3 Department of Zoology and Laboratory of Ornithology, Faculty of Science, Palacký University, Olomouc, Czech Republic
4 Department of Behavioural Ecology, Adam Mickiewicz University, Poznan, Poland
5 Department of Ecology and Evolutionary Biology, University of Arizona, Tucson, USA
Citation and License
BMC Evolutionary Biology 2011, 11:138 doi:10.1186/1471-2148-11-138Published: 24 May 2011
Ecological character displacement is a process of phenotypic differentiation of sympatric populations caused by interspecific competition. Such differentiation could facilitate speciation by enhancing reproductive isolation between incipient species, although empirical evidence for it at early stages of divergence when gene flow still occurs between the species is relatively scarce. Here we studied patterns of morphological variation in sympatric and allopatric populations of two hybridizing species of birds, the Common Nightingale (Luscinia megarhynchos) and the Thrush Nightingale (L. luscinia).
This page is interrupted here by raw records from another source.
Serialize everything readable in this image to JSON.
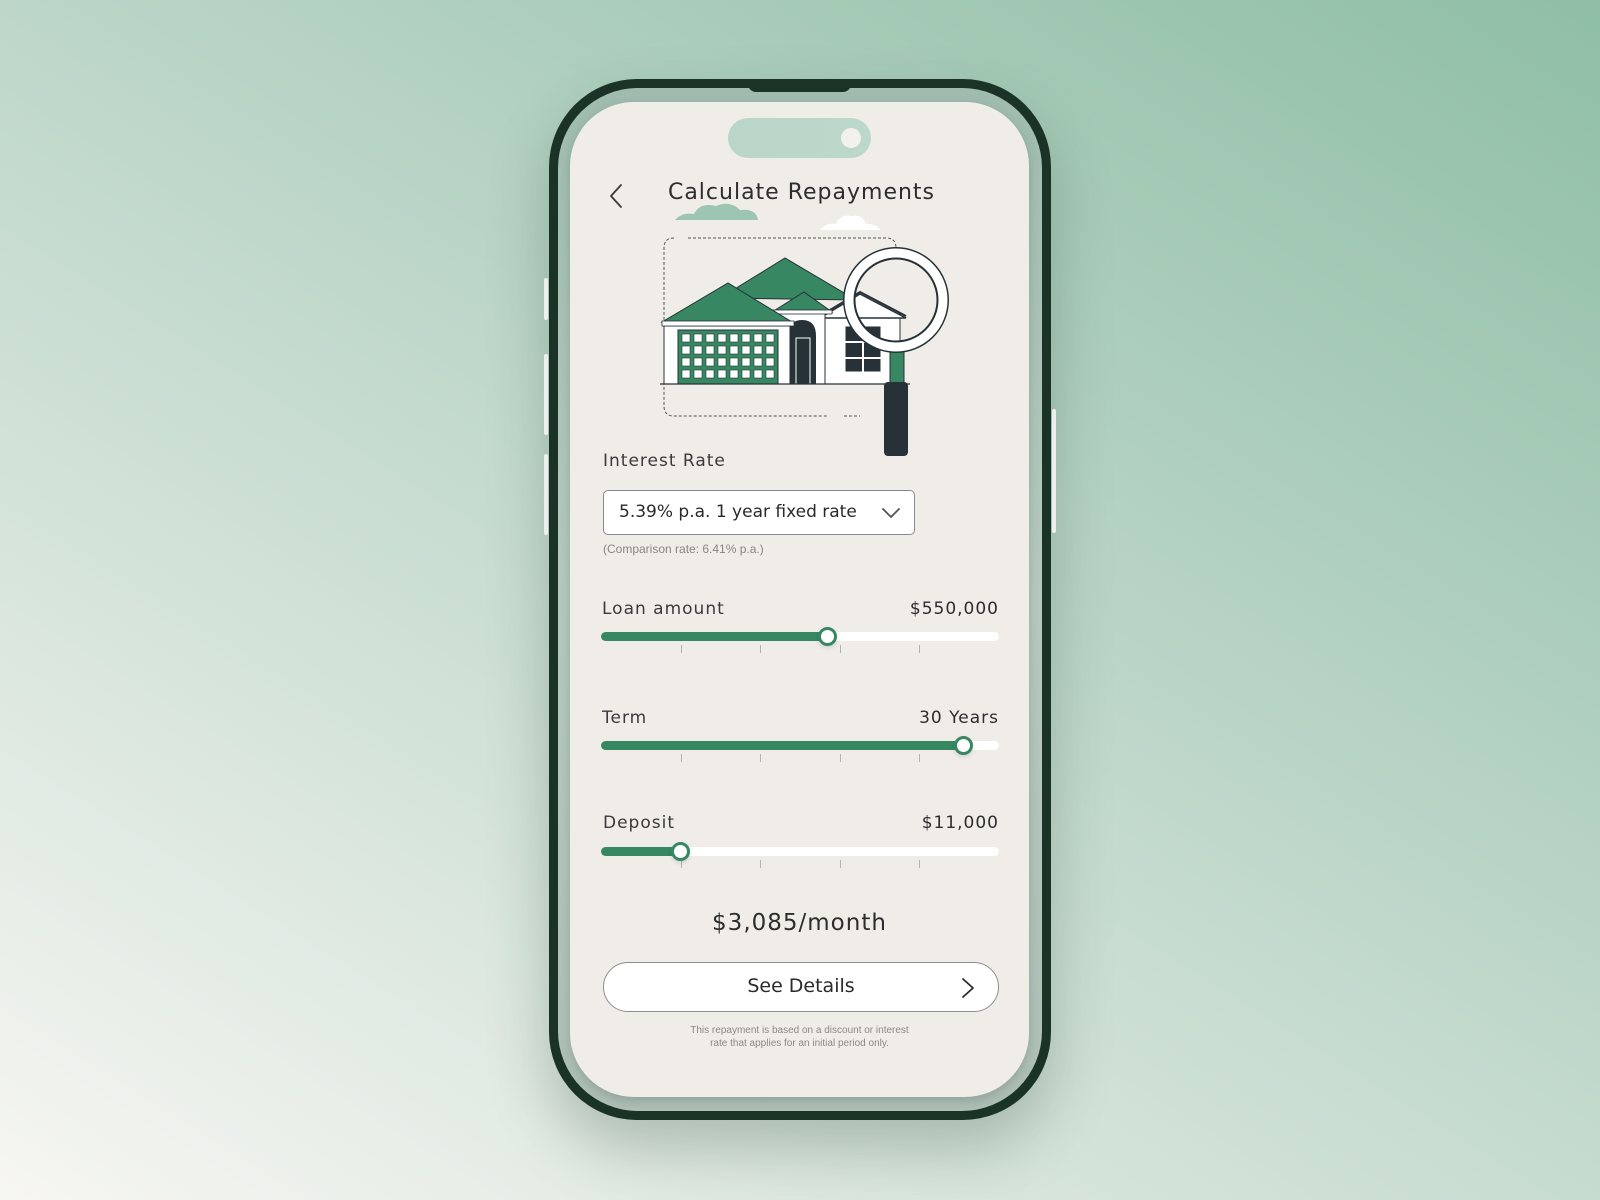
{
  "header": {
    "title": "Calculate Repayments",
    "back_icon": "chevron-left-icon"
  },
  "illustration": {
    "subject": "house-with-magnifying-glass",
    "colors": {
      "roof": "#378762",
      "dark": "#263238",
      "cloud": "#9cc5b2"
    }
  },
  "interest_rate": {
    "label": "Interest Rate",
    "selected": "5.39% p.a. 1 year fixed rate",
    "chevron_icon": "chevron-down-icon",
    "comparison": "(Comparison rate: 6.41% p.a.)"
  },
  "sliders": [
    {
      "id": "loan",
      "label": "Loan amount",
      "value": "$550,000",
      "fill_fraction": 0.57
    },
    {
      "id": "term",
      "label": "Term",
      "value": "30 Years",
      "fill_fraction": 0.91
    },
    {
      "id": "deposit",
      "label": "Deposit",
      "value": "$11,000",
      "fill_fraction": 0.2
    }
  ],
  "result": {
    "monthly": "$3,085/month"
  },
  "details_button": {
    "label": "See Details",
    "arrow_icon": "chevron-right-icon"
  },
  "footnote": {
    "line1": "This repayment is based on a discount or interest",
    "line2": "rate that applies for an initial period only."
  },
  "colors": {
    "accent": "#378762",
    "frame": "#1b3327",
    "screen_bg": "#f0ede9",
    "text": "#2d2d2d"
  }
}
We conducted principal component (PC) analysis of morphological traits and found that nightingale species converged in overall body size (PC1) and diverged in relative bill size (PC3) in sympatry. Closer analysis of morphological variation along geographical gradients revealed that the convergence in body size can be attributed largely to increasing body size with increasing latitude, a phenomenon known as Bergmann's rule. In contrast, interspecific interactions contributed significantly to the observed divergence in relative bill size, even after controlling for the effects of geographical gradients. We suggest that the divergence in bill size most likely reflects segregation of feeding niches between the species in sympatry.
Our results suggest that interspecific competition for food resources can drive species divergence even in the face of ongoing hybridization. Such divergence may enhance reproductive isolation between the species and thus contribute to speciation.